● **Aim of the task**: Restate the listing below word for word, and leave its pictures behind.
========
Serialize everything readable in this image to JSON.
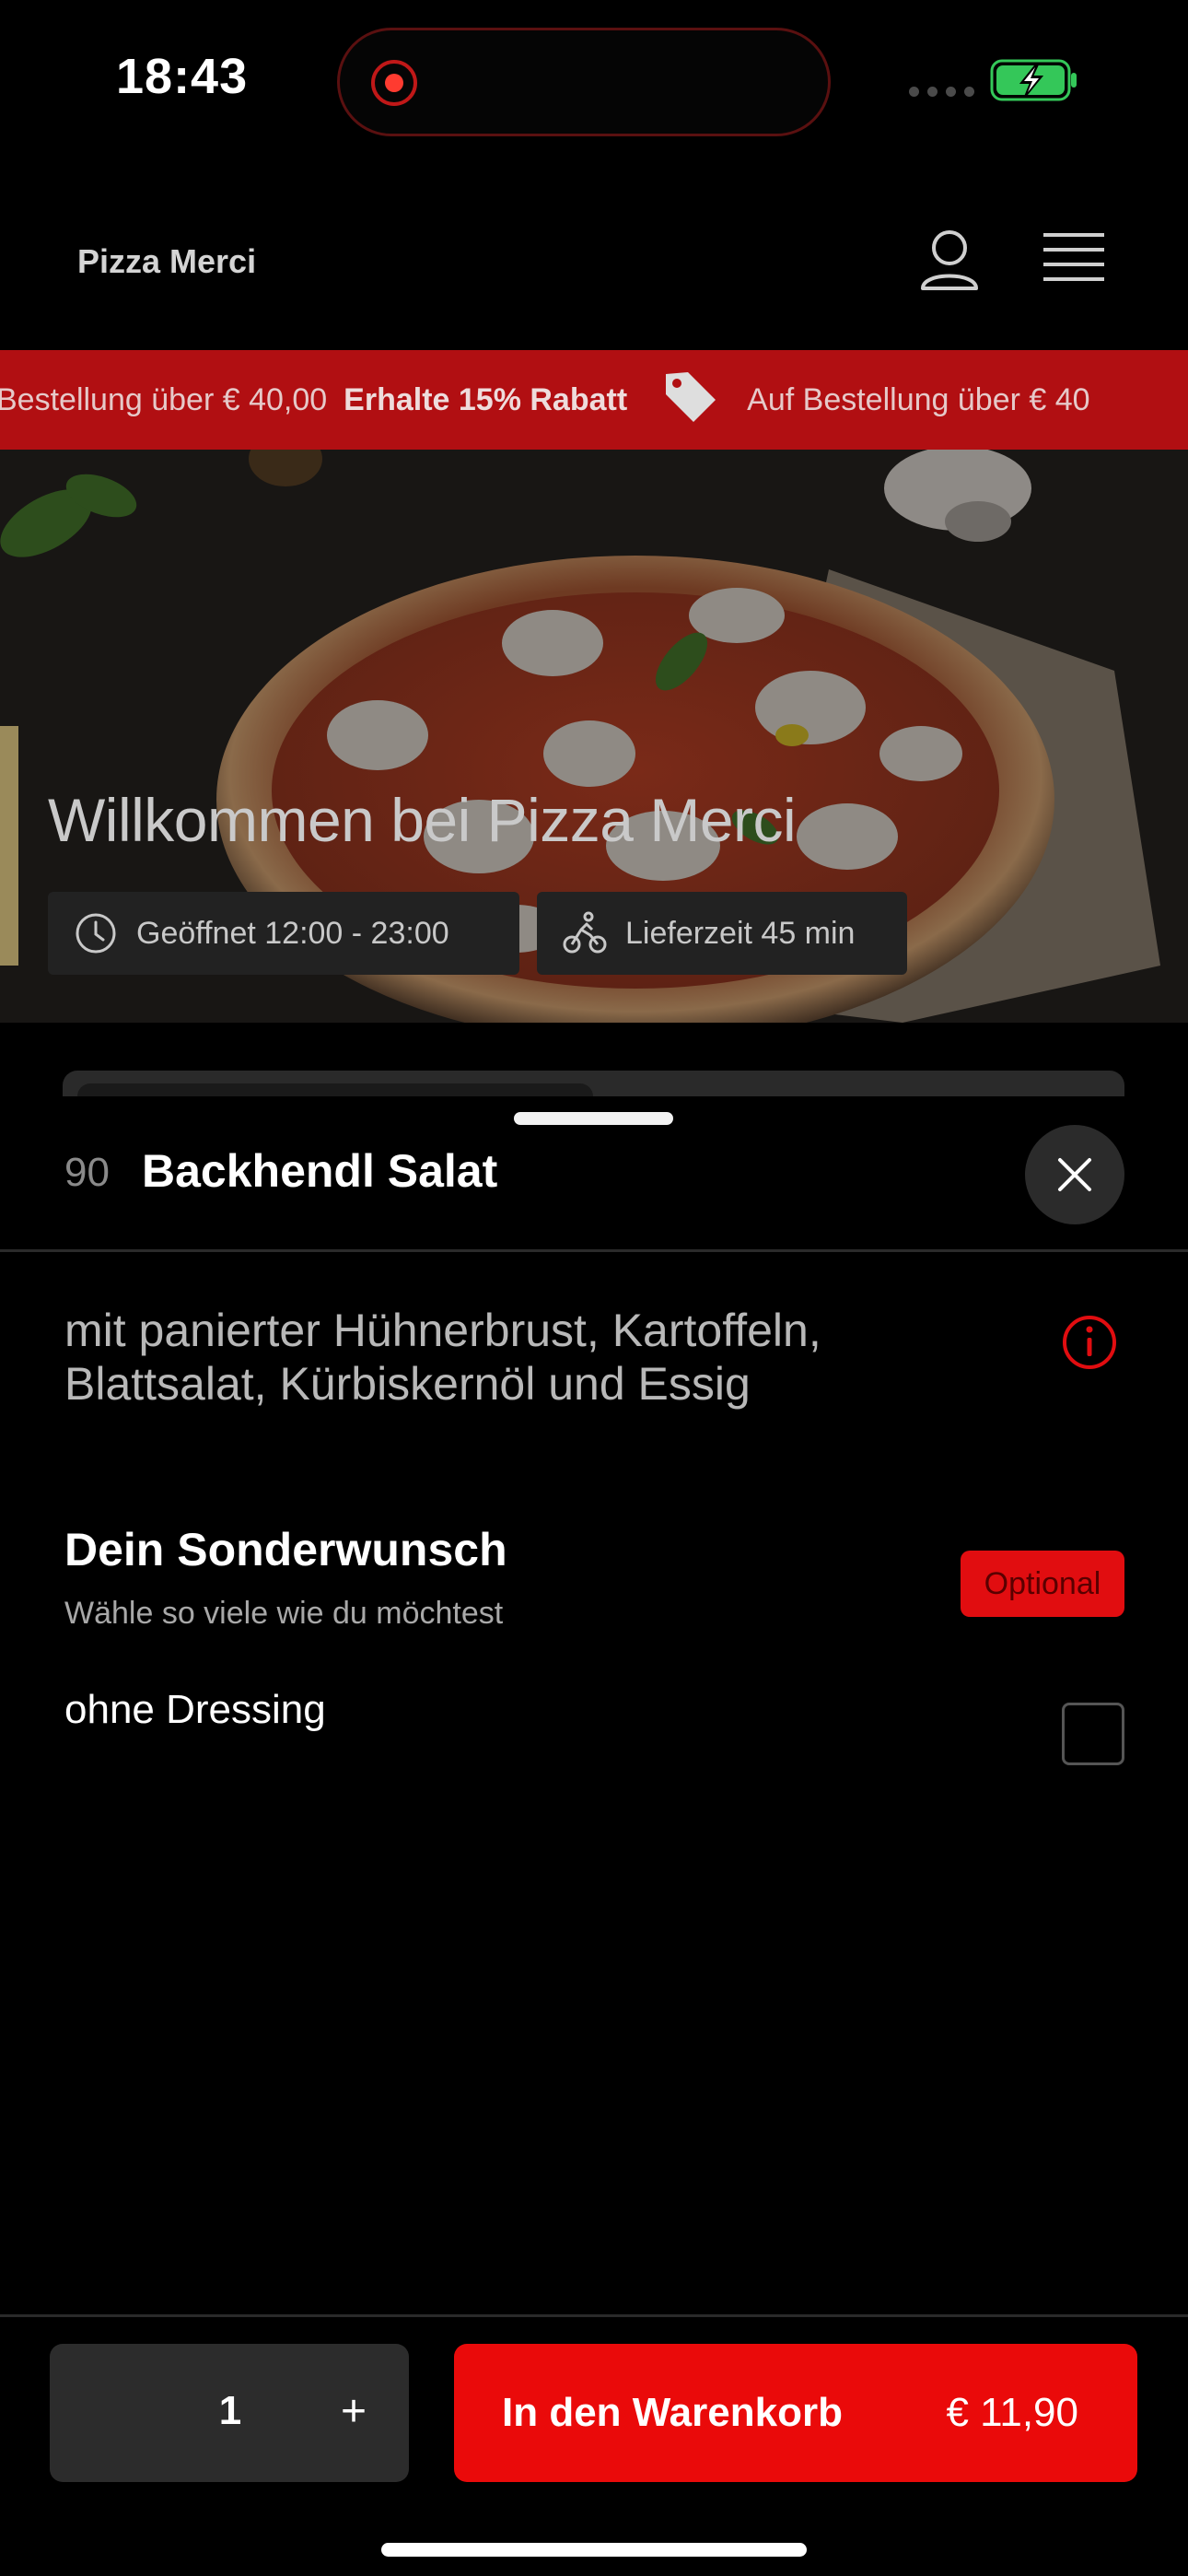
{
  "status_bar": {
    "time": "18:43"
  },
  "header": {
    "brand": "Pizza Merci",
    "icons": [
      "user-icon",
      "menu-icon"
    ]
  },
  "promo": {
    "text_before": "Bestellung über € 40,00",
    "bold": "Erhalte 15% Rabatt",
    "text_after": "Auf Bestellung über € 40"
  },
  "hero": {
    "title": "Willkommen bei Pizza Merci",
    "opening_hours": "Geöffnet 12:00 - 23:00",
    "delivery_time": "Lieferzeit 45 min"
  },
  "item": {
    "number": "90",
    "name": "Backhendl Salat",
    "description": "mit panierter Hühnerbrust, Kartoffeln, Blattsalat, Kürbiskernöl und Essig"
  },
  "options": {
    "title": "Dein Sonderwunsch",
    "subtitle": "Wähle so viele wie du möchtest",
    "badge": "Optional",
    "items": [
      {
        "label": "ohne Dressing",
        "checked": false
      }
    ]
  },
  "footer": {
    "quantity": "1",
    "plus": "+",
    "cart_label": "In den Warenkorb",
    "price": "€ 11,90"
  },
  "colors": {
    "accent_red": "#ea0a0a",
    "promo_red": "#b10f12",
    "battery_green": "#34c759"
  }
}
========
● **Response area**:
Serialize everything readable in this image to JSON.
{
  "status_bar": {
    "time": "18:43"
  },
  "header": {
    "brand": "Pizza Merci",
    "icons": [
      "user-icon",
      "menu-icon"
    ]
  },
  "promo": {
    "text_before": "Bestellung über € 40,00",
    "bold": "Erhalte 15% Rabatt",
    "text_after": "Auf Bestellung über € 40"
  },
  "hero": {
    "title": "Willkommen bei Pizza Merci",
    "opening_hours": "Geöffnet 12:00 - 23:00",
    "delivery_time": "Lieferzeit 45 min"
  },
  "item": {
    "number": "90",
    "name": "Backhendl Salat",
    "description": "mit panierter Hühnerbrust, Kartoffeln, Blattsalat, Kürbiskernöl und Essig"
  },
  "options": {
    "title": "Dein Sonderwunsch",
    "subtitle": "Wähle so viele wie du möchtest",
    "badge": "Optional",
    "items": [
      {
        "label": "ohne Dressing",
        "checked": false
      }
    ]
  },
  "footer": {
    "quantity": "1",
    "plus": "+",
    "cart_label": "In den Warenkorb",
    "price": "€ 11,90"
  },
  "colors": {
    "accent_red": "#ea0a0a",
    "promo_red": "#b10f12",
    "battery_green": "#34c759"
  }
}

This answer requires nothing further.